Exercise: Across all the records, filter for lines with the word "username" and copy them.

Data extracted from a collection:
● ● ●

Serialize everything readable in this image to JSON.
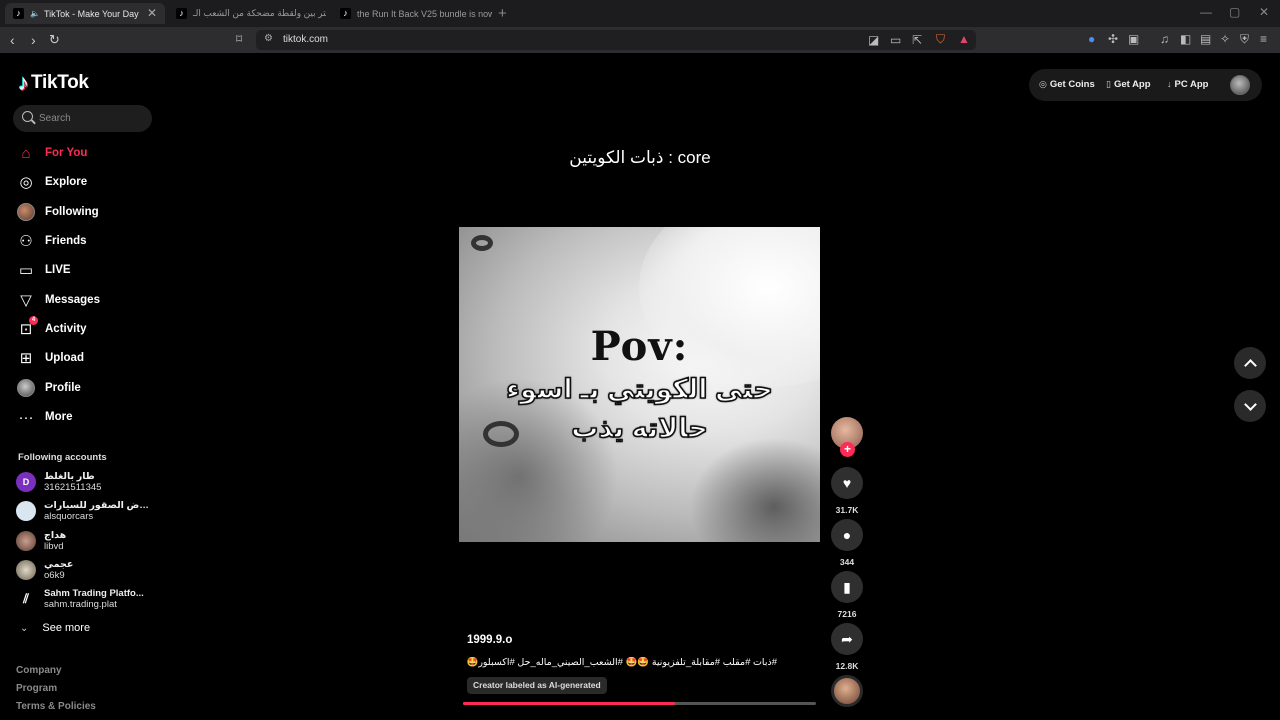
{
  "browser": {
    "tabs": [
      {
        "title": "TikTok - Make Your Day",
        "active": true
      },
      {
        "title": "مستر بين ولقطة مضحكة من الشعب الـ",
        "active": false
      },
      {
        "title": "the Run It Back V25 bundle is now av",
        "active": false
      }
    ],
    "url": "tiktok.com",
    "new_tab_icon": "+",
    "window_controls": [
      "—",
      "▢",
      "✕"
    ]
  },
  "tiktok": {
    "brand": "TikTok",
    "search_placeholder": "Search",
    "nav": [
      {
        "label": "For You",
        "icon": "home-icon",
        "active": true
      },
      {
        "label": "Explore",
        "icon": "compass-icon"
      },
      {
        "label": "Following",
        "icon": "following-avatar-icon"
      },
      {
        "label": "Friends",
        "icon": "friends-icon"
      },
      {
        "label": "LIVE",
        "icon": "live-tv-icon"
      },
      {
        "label": "Messages",
        "icon": "messages-icon"
      },
      {
        "label": "Activity",
        "icon": "activity-icon",
        "badge": "4"
      },
      {
        "label": "Upload",
        "icon": "upload-icon"
      },
      {
        "label": "Profile",
        "icon": "profile-icon"
      },
      {
        "label": "More",
        "icon": "more-dots-icon"
      }
    ],
    "following_title": "Following accounts",
    "following_accounts": [
      {
        "name": "طار بالغلط",
        "username": "31621511345",
        "avatar_letter": "D",
        "avatar_color": "#7b2fbe"
      },
      {
        "name": "معرض الصقور للسيارات",
        "username": "alsquorcars",
        "avatar_color": "#d9e6ef"
      },
      {
        "name": "هداج",
        "username": "libvd",
        "avatar_color": "#8a6a5a"
      },
      {
        "name": "عجمي",
        "username": "o6k9",
        "avatar_color": "#c9c0b0"
      },
      {
        "name": "Sahm Trading Platfo...",
        "username": "sahm.trading.plat",
        "avatar_color": "#000000"
      }
    ],
    "see_more": "See more",
    "footer_links": [
      "Company",
      "Program",
      "Terms & Policies"
    ],
    "top_actions": {
      "get_coins": "Get Coins",
      "get_app": "Get App",
      "pc_app": "PC App"
    },
    "video": {
      "title": "ذبات الكويتين : core",
      "overlay_pov": "Pov:",
      "overlay_line1": "حتى الكويتي بـ اسوء",
      "overlay_line2": "حالاته يذب",
      "author": "1999.9.o",
      "caption": "#ذبات #مقلب #مقابلة_تلفزيونية 🤩🤩 #الشعب_الصيني_ماله_حل #اكسبلور🤩",
      "ai_label": "Creator labeled as AI-generated",
      "progress": 0.6
    },
    "actions": {
      "likes": "31.7K",
      "comments": "344",
      "saves": "7216",
      "shares": "12.8K"
    }
  },
  "colors": {
    "accent": "#fe2c55",
    "background": "#000000"
  }
}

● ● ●

Task solution:
        "username": "31621511345",
        "username": "alsquorcars",
        "username": "libvd",
        "username": "o6k9",
        "username": "sahm.trading.plat",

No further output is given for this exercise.